§ **Directions**
If a line in the entries includes "Edad", show that line.

[Web page and app entries]
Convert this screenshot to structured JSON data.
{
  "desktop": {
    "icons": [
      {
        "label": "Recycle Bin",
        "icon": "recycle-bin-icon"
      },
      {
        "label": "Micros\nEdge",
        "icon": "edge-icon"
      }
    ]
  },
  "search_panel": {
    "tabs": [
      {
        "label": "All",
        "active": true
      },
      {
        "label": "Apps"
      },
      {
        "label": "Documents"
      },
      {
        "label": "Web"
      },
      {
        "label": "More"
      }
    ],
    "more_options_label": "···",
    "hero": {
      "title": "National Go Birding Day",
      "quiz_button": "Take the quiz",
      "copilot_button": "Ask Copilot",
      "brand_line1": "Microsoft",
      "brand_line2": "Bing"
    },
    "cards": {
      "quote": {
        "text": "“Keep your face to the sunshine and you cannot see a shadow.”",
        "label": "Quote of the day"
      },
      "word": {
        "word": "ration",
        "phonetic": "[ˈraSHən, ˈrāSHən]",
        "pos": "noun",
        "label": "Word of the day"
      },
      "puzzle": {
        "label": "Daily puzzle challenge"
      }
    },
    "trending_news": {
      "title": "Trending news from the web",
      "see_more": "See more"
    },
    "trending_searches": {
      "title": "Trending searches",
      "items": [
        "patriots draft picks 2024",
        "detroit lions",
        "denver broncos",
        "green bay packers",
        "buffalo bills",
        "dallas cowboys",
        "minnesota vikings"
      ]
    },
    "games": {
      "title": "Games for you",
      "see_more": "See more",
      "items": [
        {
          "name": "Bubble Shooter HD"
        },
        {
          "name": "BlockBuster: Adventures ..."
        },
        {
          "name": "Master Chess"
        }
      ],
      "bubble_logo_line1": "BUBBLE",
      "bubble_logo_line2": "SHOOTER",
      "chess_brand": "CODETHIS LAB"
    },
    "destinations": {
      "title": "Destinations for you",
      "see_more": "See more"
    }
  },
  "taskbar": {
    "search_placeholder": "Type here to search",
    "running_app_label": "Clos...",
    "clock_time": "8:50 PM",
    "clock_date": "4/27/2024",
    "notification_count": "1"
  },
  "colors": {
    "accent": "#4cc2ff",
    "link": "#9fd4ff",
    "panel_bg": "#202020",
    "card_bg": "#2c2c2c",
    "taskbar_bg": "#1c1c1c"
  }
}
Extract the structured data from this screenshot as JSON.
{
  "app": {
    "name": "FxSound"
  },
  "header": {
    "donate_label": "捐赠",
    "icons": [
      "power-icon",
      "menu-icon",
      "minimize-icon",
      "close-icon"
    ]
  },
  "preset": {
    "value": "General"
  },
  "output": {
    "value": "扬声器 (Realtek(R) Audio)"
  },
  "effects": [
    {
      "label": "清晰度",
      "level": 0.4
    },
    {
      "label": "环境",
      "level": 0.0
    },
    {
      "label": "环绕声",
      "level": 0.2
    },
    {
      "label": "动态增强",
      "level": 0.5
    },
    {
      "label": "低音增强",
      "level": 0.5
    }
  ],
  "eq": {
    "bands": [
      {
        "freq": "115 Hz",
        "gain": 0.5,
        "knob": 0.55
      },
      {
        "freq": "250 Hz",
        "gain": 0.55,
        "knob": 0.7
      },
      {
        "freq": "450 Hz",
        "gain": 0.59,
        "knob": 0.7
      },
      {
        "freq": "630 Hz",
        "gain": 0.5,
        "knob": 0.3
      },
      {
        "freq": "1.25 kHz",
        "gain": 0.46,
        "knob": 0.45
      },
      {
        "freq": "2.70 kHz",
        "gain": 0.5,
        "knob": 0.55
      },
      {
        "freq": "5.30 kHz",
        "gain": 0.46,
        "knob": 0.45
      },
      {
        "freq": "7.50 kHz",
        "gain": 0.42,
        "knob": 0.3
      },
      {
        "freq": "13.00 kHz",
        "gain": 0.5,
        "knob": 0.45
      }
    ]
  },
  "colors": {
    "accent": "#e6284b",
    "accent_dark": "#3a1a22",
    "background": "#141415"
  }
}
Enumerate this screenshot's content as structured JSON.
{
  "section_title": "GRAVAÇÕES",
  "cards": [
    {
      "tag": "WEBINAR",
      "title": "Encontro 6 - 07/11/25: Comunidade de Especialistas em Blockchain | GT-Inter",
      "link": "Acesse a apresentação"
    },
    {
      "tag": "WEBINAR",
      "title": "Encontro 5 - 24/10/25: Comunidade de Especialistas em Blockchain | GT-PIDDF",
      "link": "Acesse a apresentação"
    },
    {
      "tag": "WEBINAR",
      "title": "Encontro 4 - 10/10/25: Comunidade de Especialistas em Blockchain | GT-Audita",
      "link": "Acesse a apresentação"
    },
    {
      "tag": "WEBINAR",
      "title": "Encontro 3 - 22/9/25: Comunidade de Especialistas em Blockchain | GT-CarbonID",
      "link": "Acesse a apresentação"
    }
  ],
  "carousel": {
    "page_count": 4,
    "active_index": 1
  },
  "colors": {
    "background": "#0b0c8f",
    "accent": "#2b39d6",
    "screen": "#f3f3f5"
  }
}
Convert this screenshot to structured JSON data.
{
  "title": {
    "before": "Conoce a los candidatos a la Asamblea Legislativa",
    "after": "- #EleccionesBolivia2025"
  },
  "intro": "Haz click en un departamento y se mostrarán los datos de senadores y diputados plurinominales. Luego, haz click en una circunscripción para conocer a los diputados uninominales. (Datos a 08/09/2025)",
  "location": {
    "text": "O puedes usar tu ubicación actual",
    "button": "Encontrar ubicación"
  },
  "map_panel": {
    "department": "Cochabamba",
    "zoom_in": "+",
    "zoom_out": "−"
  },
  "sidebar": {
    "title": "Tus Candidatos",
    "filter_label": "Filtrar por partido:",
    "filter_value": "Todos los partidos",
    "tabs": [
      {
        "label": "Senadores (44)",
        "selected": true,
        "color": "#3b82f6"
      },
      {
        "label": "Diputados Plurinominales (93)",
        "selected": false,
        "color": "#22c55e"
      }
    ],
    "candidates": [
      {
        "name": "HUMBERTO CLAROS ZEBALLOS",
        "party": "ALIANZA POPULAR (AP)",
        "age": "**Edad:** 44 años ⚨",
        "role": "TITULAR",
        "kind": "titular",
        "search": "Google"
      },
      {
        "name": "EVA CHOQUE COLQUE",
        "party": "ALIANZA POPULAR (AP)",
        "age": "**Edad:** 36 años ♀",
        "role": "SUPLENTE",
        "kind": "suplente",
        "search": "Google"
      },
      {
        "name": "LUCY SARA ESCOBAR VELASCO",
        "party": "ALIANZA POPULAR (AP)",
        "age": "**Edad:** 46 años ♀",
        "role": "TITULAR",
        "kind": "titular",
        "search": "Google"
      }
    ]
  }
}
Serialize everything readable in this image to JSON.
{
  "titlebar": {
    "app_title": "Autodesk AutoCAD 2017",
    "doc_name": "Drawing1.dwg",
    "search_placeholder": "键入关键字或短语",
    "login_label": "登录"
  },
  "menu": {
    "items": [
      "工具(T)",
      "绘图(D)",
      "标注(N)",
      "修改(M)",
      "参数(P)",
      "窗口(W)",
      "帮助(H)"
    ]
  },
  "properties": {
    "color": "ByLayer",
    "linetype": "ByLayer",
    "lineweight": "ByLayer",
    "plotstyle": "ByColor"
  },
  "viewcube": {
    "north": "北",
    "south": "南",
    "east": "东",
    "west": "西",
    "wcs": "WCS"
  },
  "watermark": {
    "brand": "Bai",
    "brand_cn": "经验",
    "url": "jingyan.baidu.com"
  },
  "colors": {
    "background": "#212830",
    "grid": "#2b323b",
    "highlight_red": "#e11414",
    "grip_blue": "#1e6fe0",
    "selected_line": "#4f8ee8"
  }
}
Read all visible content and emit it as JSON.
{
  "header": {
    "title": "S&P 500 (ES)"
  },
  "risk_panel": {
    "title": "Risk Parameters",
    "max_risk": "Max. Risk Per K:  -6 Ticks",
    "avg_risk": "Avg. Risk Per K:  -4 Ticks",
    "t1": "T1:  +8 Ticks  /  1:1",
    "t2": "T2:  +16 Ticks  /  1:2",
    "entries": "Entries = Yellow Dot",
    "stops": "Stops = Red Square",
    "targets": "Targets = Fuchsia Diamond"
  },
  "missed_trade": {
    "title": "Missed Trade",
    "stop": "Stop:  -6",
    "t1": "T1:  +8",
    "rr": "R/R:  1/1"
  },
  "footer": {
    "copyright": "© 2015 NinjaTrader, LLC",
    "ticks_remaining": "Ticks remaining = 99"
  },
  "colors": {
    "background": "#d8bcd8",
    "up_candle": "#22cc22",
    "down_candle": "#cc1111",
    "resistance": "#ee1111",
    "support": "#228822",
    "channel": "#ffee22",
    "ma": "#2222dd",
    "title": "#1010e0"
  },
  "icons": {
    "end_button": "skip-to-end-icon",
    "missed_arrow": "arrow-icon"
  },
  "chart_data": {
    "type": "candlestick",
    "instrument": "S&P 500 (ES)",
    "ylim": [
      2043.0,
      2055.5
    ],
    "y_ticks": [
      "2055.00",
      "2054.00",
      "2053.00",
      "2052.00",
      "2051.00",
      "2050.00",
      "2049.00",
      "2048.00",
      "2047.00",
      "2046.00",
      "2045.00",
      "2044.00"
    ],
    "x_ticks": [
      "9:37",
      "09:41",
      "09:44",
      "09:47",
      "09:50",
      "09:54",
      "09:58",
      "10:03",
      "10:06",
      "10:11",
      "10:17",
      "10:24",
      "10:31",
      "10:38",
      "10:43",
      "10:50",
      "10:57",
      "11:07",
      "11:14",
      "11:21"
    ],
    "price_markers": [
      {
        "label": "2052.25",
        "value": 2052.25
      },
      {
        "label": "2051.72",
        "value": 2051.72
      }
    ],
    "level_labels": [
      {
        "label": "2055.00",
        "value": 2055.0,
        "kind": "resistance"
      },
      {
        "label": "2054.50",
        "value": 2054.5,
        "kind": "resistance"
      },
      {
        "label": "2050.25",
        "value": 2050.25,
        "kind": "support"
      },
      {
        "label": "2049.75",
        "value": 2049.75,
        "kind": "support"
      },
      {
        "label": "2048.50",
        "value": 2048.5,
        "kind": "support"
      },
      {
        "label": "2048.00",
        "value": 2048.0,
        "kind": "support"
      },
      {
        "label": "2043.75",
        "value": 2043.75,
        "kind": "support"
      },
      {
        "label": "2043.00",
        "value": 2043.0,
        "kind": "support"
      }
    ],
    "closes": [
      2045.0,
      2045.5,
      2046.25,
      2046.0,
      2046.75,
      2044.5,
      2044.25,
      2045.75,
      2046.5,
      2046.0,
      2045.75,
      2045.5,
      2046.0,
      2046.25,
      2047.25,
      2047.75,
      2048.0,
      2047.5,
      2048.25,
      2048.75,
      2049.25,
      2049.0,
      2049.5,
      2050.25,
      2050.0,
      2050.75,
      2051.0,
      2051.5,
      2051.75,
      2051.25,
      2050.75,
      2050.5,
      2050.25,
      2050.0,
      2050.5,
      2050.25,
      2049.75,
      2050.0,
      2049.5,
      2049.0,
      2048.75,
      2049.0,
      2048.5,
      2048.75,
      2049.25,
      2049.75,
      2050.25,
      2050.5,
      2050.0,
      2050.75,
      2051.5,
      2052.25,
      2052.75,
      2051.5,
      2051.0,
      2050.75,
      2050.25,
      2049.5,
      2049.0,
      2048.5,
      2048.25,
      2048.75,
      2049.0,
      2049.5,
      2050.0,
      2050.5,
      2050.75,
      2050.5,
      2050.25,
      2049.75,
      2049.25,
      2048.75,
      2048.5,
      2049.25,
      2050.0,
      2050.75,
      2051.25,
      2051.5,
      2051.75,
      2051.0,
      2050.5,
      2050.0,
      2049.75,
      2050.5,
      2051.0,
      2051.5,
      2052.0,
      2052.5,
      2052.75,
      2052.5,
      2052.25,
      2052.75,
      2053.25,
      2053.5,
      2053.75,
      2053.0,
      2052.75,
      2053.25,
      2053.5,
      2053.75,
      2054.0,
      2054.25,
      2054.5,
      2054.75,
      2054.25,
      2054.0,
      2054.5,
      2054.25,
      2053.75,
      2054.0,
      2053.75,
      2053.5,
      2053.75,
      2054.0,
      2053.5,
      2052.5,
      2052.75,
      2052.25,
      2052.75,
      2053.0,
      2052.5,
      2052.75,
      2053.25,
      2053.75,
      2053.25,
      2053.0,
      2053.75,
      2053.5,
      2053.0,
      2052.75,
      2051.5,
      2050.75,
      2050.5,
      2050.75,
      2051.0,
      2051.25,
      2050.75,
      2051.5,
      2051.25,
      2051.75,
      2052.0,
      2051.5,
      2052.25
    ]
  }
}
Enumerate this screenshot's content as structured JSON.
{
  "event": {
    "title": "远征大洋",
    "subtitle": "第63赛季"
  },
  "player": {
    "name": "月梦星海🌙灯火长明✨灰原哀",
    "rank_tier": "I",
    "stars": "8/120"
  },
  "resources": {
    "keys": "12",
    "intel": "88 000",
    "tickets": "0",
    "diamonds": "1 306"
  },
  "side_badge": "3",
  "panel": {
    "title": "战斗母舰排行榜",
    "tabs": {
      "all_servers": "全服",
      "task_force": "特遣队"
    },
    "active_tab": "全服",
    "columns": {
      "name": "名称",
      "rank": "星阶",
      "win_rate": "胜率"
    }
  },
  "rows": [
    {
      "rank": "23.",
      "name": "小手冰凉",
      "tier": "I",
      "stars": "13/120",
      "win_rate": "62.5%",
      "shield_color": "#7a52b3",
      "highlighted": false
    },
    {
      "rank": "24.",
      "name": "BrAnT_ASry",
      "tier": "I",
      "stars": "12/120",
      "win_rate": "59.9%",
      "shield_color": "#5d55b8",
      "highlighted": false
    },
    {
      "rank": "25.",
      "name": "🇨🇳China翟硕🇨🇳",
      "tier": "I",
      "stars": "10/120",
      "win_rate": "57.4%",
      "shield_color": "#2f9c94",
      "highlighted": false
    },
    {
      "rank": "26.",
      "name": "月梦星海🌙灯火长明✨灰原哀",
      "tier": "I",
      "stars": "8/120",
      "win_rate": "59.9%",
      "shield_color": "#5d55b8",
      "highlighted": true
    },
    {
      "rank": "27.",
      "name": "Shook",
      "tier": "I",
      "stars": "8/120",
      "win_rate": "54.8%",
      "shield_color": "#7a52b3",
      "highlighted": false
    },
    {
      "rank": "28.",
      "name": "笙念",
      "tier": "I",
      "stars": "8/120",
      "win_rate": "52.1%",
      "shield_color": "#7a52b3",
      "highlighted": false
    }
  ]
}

§ **Written answer**
        "age": "**Edad:** 44 años ⚨",
        "age": "**Edad:** 36 años ♀",
        "age": "**Edad:** 46 años ♀",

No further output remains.